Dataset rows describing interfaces
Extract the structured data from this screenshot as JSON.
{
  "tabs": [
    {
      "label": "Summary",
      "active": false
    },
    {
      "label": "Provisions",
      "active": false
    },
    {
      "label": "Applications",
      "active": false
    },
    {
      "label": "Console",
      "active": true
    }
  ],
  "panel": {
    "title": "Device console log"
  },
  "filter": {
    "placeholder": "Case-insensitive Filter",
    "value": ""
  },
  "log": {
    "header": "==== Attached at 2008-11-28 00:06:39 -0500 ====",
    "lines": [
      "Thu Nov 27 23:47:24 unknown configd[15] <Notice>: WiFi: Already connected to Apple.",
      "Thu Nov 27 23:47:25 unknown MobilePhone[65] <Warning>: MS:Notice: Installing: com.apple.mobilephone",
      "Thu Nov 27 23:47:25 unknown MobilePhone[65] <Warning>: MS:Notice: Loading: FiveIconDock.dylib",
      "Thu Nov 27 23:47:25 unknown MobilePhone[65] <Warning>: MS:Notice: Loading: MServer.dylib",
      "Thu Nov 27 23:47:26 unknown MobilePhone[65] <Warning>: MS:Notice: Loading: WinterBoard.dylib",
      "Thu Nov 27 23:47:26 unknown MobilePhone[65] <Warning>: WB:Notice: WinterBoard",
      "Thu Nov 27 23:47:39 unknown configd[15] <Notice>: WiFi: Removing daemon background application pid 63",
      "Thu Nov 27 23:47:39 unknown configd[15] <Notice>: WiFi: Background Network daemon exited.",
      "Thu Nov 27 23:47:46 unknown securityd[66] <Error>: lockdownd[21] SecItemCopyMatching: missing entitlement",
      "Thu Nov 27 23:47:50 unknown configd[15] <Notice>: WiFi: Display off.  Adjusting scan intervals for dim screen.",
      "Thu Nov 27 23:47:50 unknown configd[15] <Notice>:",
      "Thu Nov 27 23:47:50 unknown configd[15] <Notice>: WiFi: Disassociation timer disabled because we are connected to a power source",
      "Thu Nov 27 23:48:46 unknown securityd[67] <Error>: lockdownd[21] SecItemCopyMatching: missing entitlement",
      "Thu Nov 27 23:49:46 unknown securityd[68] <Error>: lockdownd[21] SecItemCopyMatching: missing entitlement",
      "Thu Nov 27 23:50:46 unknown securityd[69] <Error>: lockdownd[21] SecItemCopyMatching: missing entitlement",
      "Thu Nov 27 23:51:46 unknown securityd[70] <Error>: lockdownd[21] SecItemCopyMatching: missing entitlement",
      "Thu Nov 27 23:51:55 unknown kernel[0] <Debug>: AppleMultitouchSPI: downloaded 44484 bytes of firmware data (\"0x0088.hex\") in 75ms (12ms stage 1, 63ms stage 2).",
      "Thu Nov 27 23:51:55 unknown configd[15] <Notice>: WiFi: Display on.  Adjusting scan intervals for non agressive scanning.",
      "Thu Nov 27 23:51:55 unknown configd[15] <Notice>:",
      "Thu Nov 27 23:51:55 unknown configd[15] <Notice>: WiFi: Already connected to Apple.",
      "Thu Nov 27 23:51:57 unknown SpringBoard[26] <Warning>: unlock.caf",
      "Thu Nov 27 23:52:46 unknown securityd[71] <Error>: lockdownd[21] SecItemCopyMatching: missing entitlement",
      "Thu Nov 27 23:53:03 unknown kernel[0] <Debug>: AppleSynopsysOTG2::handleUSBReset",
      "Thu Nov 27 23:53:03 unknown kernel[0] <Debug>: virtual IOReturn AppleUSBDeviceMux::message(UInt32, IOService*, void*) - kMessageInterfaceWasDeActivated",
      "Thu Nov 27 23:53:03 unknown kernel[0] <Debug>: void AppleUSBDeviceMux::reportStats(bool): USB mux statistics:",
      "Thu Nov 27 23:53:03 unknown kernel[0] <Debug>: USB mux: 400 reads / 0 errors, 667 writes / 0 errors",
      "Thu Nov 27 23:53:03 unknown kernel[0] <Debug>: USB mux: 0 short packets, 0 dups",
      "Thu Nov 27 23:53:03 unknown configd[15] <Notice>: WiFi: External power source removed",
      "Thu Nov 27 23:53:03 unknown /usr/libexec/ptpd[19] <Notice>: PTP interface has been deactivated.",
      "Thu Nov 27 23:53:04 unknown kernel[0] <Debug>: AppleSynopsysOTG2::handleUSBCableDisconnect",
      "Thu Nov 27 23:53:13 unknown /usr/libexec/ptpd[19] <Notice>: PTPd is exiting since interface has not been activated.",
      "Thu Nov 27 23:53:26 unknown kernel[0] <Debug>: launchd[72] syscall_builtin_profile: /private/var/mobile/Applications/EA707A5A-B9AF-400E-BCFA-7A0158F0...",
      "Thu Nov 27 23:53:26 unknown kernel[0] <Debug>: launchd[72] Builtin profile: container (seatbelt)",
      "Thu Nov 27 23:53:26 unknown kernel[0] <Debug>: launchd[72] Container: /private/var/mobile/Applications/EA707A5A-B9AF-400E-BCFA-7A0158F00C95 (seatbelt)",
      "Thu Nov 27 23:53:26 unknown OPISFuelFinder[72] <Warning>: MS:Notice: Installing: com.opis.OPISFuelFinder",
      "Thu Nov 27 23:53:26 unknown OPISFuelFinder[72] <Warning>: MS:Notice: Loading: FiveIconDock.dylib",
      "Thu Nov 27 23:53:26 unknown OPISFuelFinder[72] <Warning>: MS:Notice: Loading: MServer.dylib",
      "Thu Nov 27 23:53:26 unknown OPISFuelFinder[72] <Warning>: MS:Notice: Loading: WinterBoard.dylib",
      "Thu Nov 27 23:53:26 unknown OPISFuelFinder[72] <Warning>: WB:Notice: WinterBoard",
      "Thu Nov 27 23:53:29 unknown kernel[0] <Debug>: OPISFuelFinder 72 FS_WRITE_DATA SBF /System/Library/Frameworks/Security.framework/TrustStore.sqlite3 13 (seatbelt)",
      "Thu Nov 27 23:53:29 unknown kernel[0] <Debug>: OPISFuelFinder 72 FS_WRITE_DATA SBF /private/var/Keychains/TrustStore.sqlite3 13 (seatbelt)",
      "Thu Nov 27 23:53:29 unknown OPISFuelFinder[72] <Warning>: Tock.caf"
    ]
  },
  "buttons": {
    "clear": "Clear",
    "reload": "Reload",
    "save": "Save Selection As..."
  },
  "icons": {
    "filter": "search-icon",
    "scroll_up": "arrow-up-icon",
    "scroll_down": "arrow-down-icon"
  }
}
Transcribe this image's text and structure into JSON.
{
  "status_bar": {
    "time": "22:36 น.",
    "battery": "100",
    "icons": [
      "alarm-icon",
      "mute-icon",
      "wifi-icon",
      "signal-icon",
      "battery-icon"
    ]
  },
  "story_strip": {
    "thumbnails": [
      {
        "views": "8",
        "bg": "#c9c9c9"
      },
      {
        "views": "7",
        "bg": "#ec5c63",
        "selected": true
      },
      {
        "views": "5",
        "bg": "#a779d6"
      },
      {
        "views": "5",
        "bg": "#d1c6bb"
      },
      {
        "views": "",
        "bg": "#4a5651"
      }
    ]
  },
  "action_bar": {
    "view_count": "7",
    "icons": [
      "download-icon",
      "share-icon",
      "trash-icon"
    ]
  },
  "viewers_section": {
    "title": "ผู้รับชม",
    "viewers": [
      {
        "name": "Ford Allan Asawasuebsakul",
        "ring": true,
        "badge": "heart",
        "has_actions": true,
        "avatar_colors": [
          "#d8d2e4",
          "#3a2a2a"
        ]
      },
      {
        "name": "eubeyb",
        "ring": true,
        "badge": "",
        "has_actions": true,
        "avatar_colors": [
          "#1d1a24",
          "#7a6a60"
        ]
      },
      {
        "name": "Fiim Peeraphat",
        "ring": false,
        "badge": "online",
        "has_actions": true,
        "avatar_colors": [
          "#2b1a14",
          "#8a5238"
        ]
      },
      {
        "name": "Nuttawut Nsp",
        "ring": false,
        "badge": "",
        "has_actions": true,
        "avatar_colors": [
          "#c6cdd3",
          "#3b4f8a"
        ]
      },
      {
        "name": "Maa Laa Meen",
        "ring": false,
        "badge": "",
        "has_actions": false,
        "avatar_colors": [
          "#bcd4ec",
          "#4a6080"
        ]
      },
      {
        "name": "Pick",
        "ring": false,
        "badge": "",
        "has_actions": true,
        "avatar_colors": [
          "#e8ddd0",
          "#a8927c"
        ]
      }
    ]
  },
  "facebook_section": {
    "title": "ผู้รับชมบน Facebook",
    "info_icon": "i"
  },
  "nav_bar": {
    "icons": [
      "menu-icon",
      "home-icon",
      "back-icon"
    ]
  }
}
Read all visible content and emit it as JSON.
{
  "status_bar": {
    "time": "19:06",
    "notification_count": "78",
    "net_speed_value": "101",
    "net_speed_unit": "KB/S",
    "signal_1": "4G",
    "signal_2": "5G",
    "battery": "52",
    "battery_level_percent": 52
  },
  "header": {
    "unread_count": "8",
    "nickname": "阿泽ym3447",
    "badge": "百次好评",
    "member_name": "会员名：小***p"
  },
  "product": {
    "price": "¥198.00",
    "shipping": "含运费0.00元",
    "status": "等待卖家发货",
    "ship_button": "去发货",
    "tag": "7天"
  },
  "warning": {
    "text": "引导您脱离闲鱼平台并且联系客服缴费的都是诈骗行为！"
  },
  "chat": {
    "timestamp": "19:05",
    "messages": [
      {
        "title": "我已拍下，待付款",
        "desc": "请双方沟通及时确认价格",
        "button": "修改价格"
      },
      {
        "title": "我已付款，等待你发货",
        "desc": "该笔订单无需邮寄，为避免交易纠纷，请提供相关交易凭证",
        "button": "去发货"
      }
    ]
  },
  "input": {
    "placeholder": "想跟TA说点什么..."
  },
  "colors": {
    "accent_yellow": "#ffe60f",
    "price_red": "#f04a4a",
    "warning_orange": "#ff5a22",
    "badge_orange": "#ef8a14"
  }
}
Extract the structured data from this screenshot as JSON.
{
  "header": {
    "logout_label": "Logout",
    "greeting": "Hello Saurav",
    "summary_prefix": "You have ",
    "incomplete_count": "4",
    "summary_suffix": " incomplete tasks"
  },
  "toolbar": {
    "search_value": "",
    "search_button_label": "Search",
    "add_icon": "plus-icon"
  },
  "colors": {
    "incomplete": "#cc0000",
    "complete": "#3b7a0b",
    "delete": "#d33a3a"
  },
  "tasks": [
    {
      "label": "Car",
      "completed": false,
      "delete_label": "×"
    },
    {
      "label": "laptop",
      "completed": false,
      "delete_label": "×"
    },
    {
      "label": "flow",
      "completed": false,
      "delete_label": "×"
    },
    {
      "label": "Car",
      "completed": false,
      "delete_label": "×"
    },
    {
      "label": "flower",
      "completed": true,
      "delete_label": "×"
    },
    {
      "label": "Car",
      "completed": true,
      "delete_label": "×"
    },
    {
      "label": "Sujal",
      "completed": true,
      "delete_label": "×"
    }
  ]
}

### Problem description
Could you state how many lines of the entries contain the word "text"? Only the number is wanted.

### Answer area
2